“Otherwise we like to spearfish,” he added. Watching the surf pound against the jagged volcanic coast, spearfishing seemed a brave option.
But then, it’s not an island short on bravery. The next day we trekked around the rim of Rano Kau and peered down into its vast, lake-filled crater. Here, I traced my finger along the strange half-man, half-bird petroglyphs at the ancient ceremonial village of Orongo.
With our eyes we followed the perilous route taken by competitors in the historic Birdman cult ceremonies, an ancient tradition – practised until the 1860s – to decide who would be leader of the island for the following year. Hopefuls had to clamber down Rano Kau’s sheer 100m cliffs to the ocean, swim for 3km across the rough, shark-infested sea to an outlying islet, wait for the first sooty tern of that season to lay, then return triumphant with the egg. And I’d thought Yoyo’s triathlon sounded tough.

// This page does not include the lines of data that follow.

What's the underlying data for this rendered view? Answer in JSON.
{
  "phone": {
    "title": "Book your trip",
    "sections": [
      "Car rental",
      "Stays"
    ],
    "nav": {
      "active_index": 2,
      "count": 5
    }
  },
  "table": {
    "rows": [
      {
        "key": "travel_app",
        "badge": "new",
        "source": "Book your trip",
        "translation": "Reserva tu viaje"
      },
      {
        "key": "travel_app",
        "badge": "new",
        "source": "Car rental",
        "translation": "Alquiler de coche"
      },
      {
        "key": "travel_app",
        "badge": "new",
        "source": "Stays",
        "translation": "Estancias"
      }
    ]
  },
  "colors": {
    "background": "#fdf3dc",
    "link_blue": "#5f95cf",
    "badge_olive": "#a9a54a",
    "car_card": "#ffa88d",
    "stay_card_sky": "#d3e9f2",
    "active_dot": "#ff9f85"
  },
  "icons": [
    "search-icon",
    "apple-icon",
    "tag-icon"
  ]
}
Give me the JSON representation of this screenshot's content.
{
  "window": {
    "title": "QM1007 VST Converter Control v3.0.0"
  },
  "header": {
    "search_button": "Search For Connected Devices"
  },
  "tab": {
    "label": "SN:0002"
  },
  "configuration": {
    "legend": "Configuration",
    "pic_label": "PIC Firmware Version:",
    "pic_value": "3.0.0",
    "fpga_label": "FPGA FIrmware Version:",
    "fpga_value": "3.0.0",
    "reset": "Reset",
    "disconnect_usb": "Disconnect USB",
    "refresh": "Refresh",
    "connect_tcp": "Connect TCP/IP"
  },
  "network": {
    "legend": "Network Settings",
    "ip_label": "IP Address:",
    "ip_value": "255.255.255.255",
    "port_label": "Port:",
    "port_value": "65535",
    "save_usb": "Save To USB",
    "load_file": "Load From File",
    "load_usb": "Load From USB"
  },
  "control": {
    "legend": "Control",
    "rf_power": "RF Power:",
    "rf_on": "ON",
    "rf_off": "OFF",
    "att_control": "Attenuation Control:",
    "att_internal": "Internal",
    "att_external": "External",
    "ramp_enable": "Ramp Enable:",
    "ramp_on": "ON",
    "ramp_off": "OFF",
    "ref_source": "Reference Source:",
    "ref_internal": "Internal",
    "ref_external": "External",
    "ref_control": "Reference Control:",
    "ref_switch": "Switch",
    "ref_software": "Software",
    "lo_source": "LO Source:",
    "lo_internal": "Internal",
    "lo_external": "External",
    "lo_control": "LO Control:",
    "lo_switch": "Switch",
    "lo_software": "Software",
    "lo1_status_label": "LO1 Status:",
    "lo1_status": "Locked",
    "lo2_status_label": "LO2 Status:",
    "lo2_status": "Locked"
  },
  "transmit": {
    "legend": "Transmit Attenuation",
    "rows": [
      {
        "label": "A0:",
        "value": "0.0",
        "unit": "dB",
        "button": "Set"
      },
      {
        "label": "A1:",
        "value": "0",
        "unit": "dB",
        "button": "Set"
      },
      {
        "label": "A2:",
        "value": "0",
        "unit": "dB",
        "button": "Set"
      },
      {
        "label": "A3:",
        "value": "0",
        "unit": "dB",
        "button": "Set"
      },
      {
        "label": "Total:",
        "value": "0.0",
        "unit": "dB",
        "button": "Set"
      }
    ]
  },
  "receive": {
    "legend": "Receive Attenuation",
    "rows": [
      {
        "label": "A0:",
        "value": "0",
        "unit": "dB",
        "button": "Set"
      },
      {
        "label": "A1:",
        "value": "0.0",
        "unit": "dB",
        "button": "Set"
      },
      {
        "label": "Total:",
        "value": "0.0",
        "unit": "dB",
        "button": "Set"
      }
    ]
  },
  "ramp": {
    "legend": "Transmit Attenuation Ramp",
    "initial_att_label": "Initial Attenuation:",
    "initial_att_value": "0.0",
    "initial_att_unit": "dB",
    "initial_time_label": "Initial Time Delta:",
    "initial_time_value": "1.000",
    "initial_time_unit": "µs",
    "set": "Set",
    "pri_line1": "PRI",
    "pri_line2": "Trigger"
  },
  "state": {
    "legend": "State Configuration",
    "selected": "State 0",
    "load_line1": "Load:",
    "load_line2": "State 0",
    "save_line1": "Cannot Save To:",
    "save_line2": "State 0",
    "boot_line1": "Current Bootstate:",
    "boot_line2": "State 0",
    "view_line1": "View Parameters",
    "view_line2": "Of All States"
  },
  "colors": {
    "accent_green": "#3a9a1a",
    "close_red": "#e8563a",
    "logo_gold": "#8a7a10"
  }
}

Easter Island is principally famous for its moai, and on an island just 23km along its longest side, they are ever present. But the most remarkable elements of Easter Island are the Rapanui people who, despite all that they have suffered at the hands of outsiders, are unfailingly openhearted, warm and welcoming. The stony faces may entice people to this remote speck in the Pacific, but it’s the laughing ones that prove the real treasure.